8.4. Things are likely to continue evolving

The findings from this survey focus primarily on respondents’ reflections on the period between November/December 2021 and November/December 2022. We can certainly see various impacts of the pandemic on volunteering during this time. The last few years have shown us how quickly things can evolve, and we should continue to expect changes ahead as we settle into the post-covid ‘new normal’.

What this future looks like is not clear, especially with so much wider uncertainty. One example of this is remote volunteering: our research shows that volunteering online or by phone is now commonplace – but what will this look like in a year or two? Will the desire for more face-to-face time and ‘Zoom fatigue’ cause us to re-think? What will the hybrid world look like and what will it mean for volunteers’ experiences?

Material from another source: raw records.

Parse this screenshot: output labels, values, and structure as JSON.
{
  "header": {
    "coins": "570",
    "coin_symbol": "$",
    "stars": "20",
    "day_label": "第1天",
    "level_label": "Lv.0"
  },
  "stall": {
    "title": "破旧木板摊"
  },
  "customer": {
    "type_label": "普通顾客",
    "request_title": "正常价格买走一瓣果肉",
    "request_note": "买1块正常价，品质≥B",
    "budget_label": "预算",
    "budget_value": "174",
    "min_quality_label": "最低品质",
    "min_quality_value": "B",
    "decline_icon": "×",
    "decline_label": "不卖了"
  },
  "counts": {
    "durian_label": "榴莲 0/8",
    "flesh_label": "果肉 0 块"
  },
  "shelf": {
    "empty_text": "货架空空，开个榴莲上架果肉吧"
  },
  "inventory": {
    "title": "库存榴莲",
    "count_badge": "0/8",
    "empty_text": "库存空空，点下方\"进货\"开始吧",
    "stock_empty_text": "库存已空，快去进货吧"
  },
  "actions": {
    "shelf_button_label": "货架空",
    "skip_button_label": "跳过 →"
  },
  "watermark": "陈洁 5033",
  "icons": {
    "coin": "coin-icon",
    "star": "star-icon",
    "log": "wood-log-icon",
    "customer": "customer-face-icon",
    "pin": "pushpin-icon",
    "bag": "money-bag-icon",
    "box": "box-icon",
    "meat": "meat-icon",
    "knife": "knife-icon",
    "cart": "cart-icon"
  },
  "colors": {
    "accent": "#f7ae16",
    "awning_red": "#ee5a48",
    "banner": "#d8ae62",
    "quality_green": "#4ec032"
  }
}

As we continue to adapt and evolve, it is likely volunteers’ expectations will also change. Organisations will need to develop their volunteering offers and continue to be agile to ensure they meet changing expectations. We must acknowledge that remote volunteering is not an option for everyone – some activities will always require face-to-face interaction.

8.5. There’s more to consider

In this report, we have analysed new data, primarily in comparison to 2019, about the collective volunteer experience. But there is much more to explore. In particular, we want to understand the experience of volunteers from ethnic minority communities, especially given the number of areas for improvement we have highlighted in this report. We will share these findings in a separate report.

This report has focused on formal volunteering, to reflect our similar focus in 2019. However, we have intentionally included more questions about informal volunteering in our 2023 survey, to reflect the increasingly blurred boundaries between formal and informal volunteering. We will follow up with further analysis on this too.

For now, we hope that the findings prompt fresh thinking– and, importantly, action – to help us prepare for the future of volunteering. Already, the Vision for Volunteering – a 10-year collaborative project designed to create a better future for volunteering – is taking exciting steps to propel the voluntary sector and volunteers in a new direction. The Vision has ambitions in the important areas of awareness and appreciation, power, equity and inclusion, collaboration and experimentation – themes that reflect the findings shared in this report.

Reflections and questions for volunteer-involving and voluntary infrastructure organisations:

  1. How can we remain versatile and continue to adapt to inevitable changes ahead, using lessons learned from the last few years?
  2. How can we celebrate and keep showing appreciation for the difference our volunteers make?
  3. How do we renew efforts to improve equity, diversity and inclusion?
  4. How can we address practical barriers to volunteering and, in particular, review and communicate our expenses policies?
  5. How can we create more opportunities to ask people to get involved, and showcase our flexible volunteering opportunities?

Reflections and questions for policy makers:

  1. Volunteering is essential to our society, and we see here real challenges and opportunities. What role do national and local governments play in supporting and enabling volunteering? How can governments work in partnership with the voluntary, public and private sectors to improve engagement and reduce barriers? We explore some of these questions in a report published in 2021: Volunteering in England During Covid-19: The policy response and its impact.
  2. What short- and long-term policy initiatives would best support the sector to act on our findings? How can legislation, regulation and funding be targeted over the coming years to reduce and remove barriers to volunteering? This is particularly important for younger people, disabled people, and people who experience racism and discrimination.
  3. Volunteer expenses pose a significant barrier for many volunteers, particularly young people. Are there opportunities to explore how changes to mechanisms like the Approved Mileage Allowance Payment rate could encourage more people to volunteer?

This page was last reviewed for accuracy on 27 June 2023